James grew up in Cheltenham, a town in a corner of rural England where the sheep-speckled hills roll endlessly into the distance, people wear tweed jackets unironically and neighborhoods are defined by which country pub you call your local (his is the Plough). Yes, his house has a thatched roof (and is older than the U.S.); yes, his high school had a Harry Potter–style house system (he was in the Gryffindor equivalent, obviously); and yes, people refer to the area as “The Shire” without even intending the Lord of the Rings reference.

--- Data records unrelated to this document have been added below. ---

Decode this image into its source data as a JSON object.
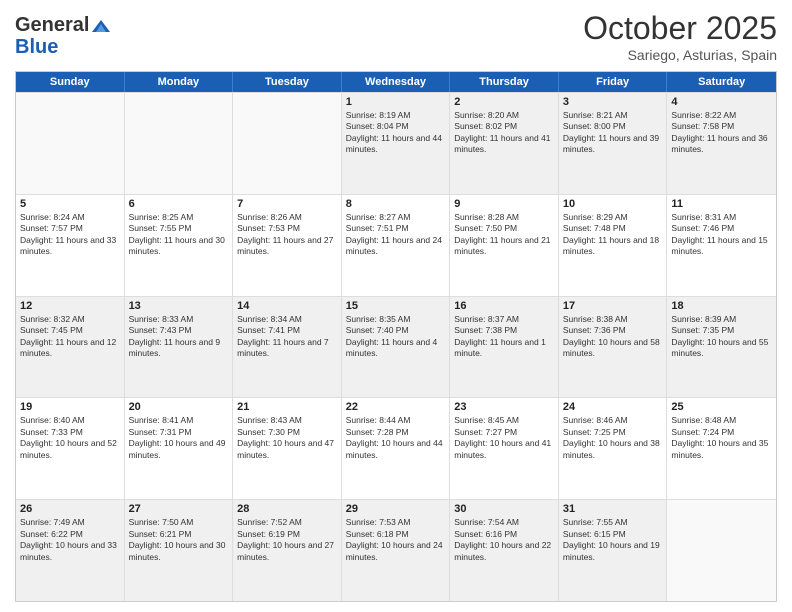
{
  "logo": {
    "general": "General",
    "blue": "Blue"
  },
  "title": "October 2025",
  "subtitle": "Sariego, Asturias, Spain",
  "weekdays": [
    "Sunday",
    "Monday",
    "Tuesday",
    "Wednesday",
    "Thursday",
    "Friday",
    "Saturday"
  ],
  "rows": [
    [
      {
        "day": "",
        "empty": true
      },
      {
        "day": "",
        "empty": true
      },
      {
        "day": "",
        "empty": true
      },
      {
        "day": "1",
        "sunrise": "8:19 AM",
        "sunset": "8:04 PM",
        "daylight": "11 hours and 44 minutes."
      },
      {
        "day": "2",
        "sunrise": "8:20 AM",
        "sunset": "8:02 PM",
        "daylight": "11 hours and 41 minutes."
      },
      {
        "day": "3",
        "sunrise": "8:21 AM",
        "sunset": "8:00 PM",
        "daylight": "11 hours and 39 minutes."
      },
      {
        "day": "4",
        "sunrise": "8:22 AM",
        "sunset": "7:58 PM",
        "daylight": "11 hours and 36 minutes."
      }
    ],
    [
      {
        "day": "5",
        "sunrise": "8:24 AM",
        "sunset": "7:57 PM",
        "daylight": "11 hours and 33 minutes."
      },
      {
        "day": "6",
        "sunrise": "8:25 AM",
        "sunset": "7:55 PM",
        "daylight": "11 hours and 30 minutes."
      },
      {
        "day": "7",
        "sunrise": "8:26 AM",
        "sunset": "7:53 PM",
        "daylight": "11 hours and 27 minutes."
      },
      {
        "day": "8",
        "sunrise": "8:27 AM",
        "sunset": "7:51 PM",
        "daylight": "11 hours and 24 minutes."
      },
      {
        "day": "9",
        "sunrise": "8:28 AM",
        "sunset": "7:50 PM",
        "daylight": "11 hours and 21 minutes."
      },
      {
        "day": "10",
        "sunrise": "8:29 AM",
        "sunset": "7:48 PM",
        "daylight": "11 hours and 18 minutes."
      },
      {
        "day": "11",
        "sunrise": "8:31 AM",
        "sunset": "7:46 PM",
        "daylight": "11 hours and 15 minutes."
      }
    ],
    [
      {
        "day": "12",
        "sunrise": "8:32 AM",
        "sunset": "7:45 PM",
        "daylight": "11 hours and 12 minutes."
      },
      {
        "day": "13",
        "sunrise": "8:33 AM",
        "sunset": "7:43 PM",
        "daylight": "11 hours and 9 minutes."
      },
      {
        "day": "14",
        "sunrise": "8:34 AM",
        "sunset": "7:41 PM",
        "daylight": "11 hours and 7 minutes."
      },
      {
        "day": "15",
        "sunrise": "8:35 AM",
        "sunset": "7:40 PM",
        "daylight": "11 hours and 4 minutes."
      },
      {
        "day": "16",
        "sunrise": "8:37 AM",
        "sunset": "7:38 PM",
        "daylight": "11 hours and 1 minute."
      },
      {
        "day": "17",
        "sunrise": "8:38 AM",
        "sunset": "7:36 PM",
        "daylight": "10 hours and 58 minutes."
      },
      {
        "day": "18",
        "sunrise": "8:39 AM",
        "sunset": "7:35 PM",
        "daylight": "10 hours and 55 minutes."
      }
    ],
    [
      {
        "day": "19",
        "sunrise": "8:40 AM",
        "sunset": "7:33 PM",
        "daylight": "10 hours and 52 minutes."
      },
      {
        "day": "20",
        "sunrise": "8:41 AM",
        "sunset": "7:31 PM",
        "daylight": "10 hours and 49 minutes."
      },
      {
        "day": "21",
        "sunrise": "8:43 AM",
        "sunset": "7:30 PM",
        "daylight": "10 hours and 47 minutes."
      },
      {
        "day": "22",
        "sunrise": "8:44 AM",
        "sunset": "7:28 PM",
        "daylight": "10 hours and 44 minutes."
      },
      {
        "day": "23",
        "sunrise": "8:45 AM",
        "sunset": "7:27 PM",
        "daylight": "10 hours and 41 minutes."
      },
      {
        "day": "24",
        "sunrise": "8:46 AM",
        "sunset": "7:25 PM",
        "daylight": "10 hours and 38 minutes."
      },
      {
        "day": "25",
        "sunrise": "8:48 AM",
        "sunset": "7:24 PM",
        "daylight": "10 hours and 35 minutes."
      }
    ],
    [
      {
        "day": "26",
        "sunrise": "7:49 AM",
        "sunset": "6:22 PM",
        "daylight": "10 hours and 33 minutes."
      },
      {
        "day": "27",
        "sunrise": "7:50 AM",
        "sunset": "6:21 PM",
        "daylight": "10 hours and 30 minutes."
      },
      {
        "day": "28",
        "sunrise": "7:52 AM",
        "sunset": "6:19 PM",
        "daylight": "10 hours and 27 minutes."
      },
      {
        "day": "29",
        "sunrise": "7:53 AM",
        "sunset": "6:18 PM",
        "daylight": "10 hours and 24 minutes."
      },
      {
        "day": "30",
        "sunrise": "7:54 AM",
        "sunset": "6:16 PM",
        "daylight": "10 hours and 22 minutes."
      },
      {
        "day": "31",
        "sunrise": "7:55 AM",
        "sunset": "6:15 PM",
        "daylight": "10 hours and 19 minutes."
      },
      {
        "day": "",
        "empty": true
      }
    ]
  ]
}
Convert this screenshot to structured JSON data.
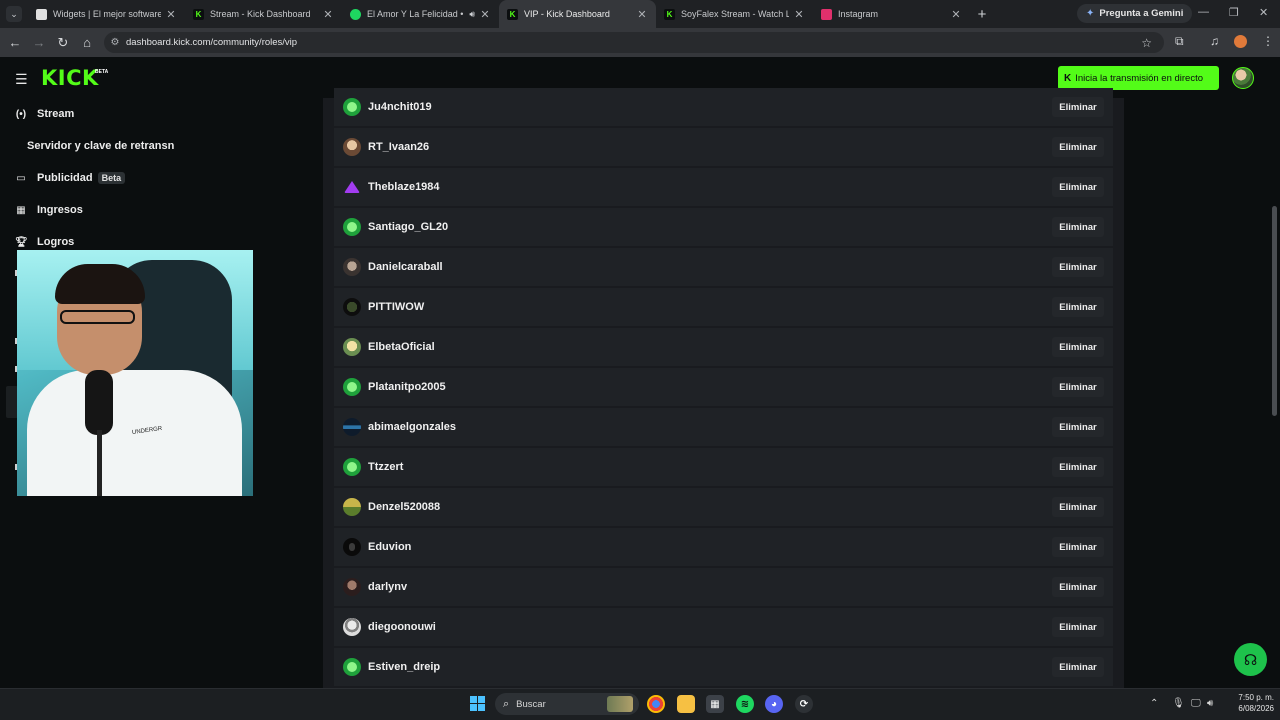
{
  "browser": {
    "tabs": [
      {
        "title": "Widgets | El mejor software para",
        "favicon": "widgets-icon",
        "color": "#e0e0e0",
        "active": false
      },
      {
        "title": "Stream - Kick Dashboard",
        "favicon": "kick-icon",
        "color": "#53fc18",
        "active": false
      },
      {
        "title": "El Amor Y La Felicidad • Ch",
        "favicon": "spotify-icon",
        "color": "#1ed760",
        "active": false,
        "audio": true
      },
      {
        "title": "VIP - Kick Dashboard",
        "favicon": "kick-icon",
        "color": "#53fc18",
        "active": true
      },
      {
        "title": "SoyFalex Stream - Watch Live o",
        "favicon": "kick-icon",
        "color": "#53fc18",
        "active": false
      },
      {
        "title": "Instagram",
        "favicon": "instagram-icon",
        "color": "#e1306c",
        "active": false
      }
    ],
    "gemini_label": "Pregunta a Gemini",
    "url": "dashboard.kick.com/community/roles/vip"
  },
  "header": {
    "logo": "KICK",
    "logo_badge": "BETA",
    "go_live_label": "Inicia la transmisión en directo"
  },
  "sidebar": {
    "items": [
      {
        "label": "Stream",
        "icon": "broadcast-icon"
      },
      {
        "label": "Servidor y clave de retransn",
        "icon": ""
      },
      {
        "label": "Publicidad",
        "icon": "ad-window-icon",
        "badge": "Beta"
      },
      {
        "label": "Ingresos",
        "icon": "chart-icon"
      },
      {
        "label": "Logros",
        "icon": "trophy-icon"
      }
    ]
  },
  "webcam": {
    "shirt_text": "UNDERGR"
  },
  "vip_list": {
    "remove_label": "Eliminar",
    "users": [
      {
        "name": "Ju4nchit019",
        "avatar": "green"
      },
      {
        "name": "RT_Ivaan26",
        "avatar": "photo1"
      },
      {
        "name": "Theblaze1984",
        "avatar": "purple"
      },
      {
        "name": "Santiago_GL20",
        "avatar": "green"
      },
      {
        "name": "Danielcaraball",
        "avatar": "photo2"
      },
      {
        "name": "PITTIWOW",
        "avatar": "dark"
      },
      {
        "name": "ElbetaOficial",
        "avatar": "beta"
      },
      {
        "name": "Platanitpo2005",
        "avatar": "green"
      },
      {
        "name": "abimaelgonzales",
        "avatar": "blue"
      },
      {
        "name": "Ttzzert",
        "avatar": "green"
      },
      {
        "name": "Denzel520088",
        "avatar": "olive"
      },
      {
        "name": "Eduvion",
        "avatar": "black"
      },
      {
        "name": "darlynv",
        "avatar": "photo3"
      },
      {
        "name": "diegoonouwi",
        "avatar": "photo4"
      },
      {
        "name": "Estiven_dreip",
        "avatar": "green"
      }
    ]
  },
  "taskbar": {
    "search_label": "Buscar",
    "time": "7:50 p. m.",
    "date": "6/08/2026"
  },
  "colors": {
    "accent": "#53fc18",
    "background": "#0b0e0f",
    "row": "#1f2226"
  }
}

With four siblings — all older, all girls — James learned early on to jump on any opportunity when it arose, whether that meant taking the first and largest helping at dinner before there was none left, fighting for the front seat in the ride to school or finding the only things he could beat his extraordinarily talented sisters at and running with them (they were, bizarrely, math and squash). He became pretty handy at both but had objectively peaked by the age of about 14. When he somehow landed a scholarship to Harvard University, he jumped on that opportunity too, and before he knew it was thrown into a world of watery beer and cheese-covered everything. A self-proclaimed carbivore, James misses nothing about his homeland so much as plain crackers, the savory goodness of Marmite on toast and acceptance of his addiction to crisps. Oh, and the BBC. If you get him started on Sherlock, he’ll never shut up.
James spent most of his college years arguing about politics, Black Mirror–inspired futurism and whether rugby is a better sport than football — it is — with roommates who grew remarkably tolerant of his accent. He has a love of board games and traveling — he has just Australia and Antarctica to go to complete the continental bingo on his world scratch-map. James started out as an intern and is now pursuing his greatest passion at OZY: thinking and writing about interesting stuff. He focuses on business, energy and world politics.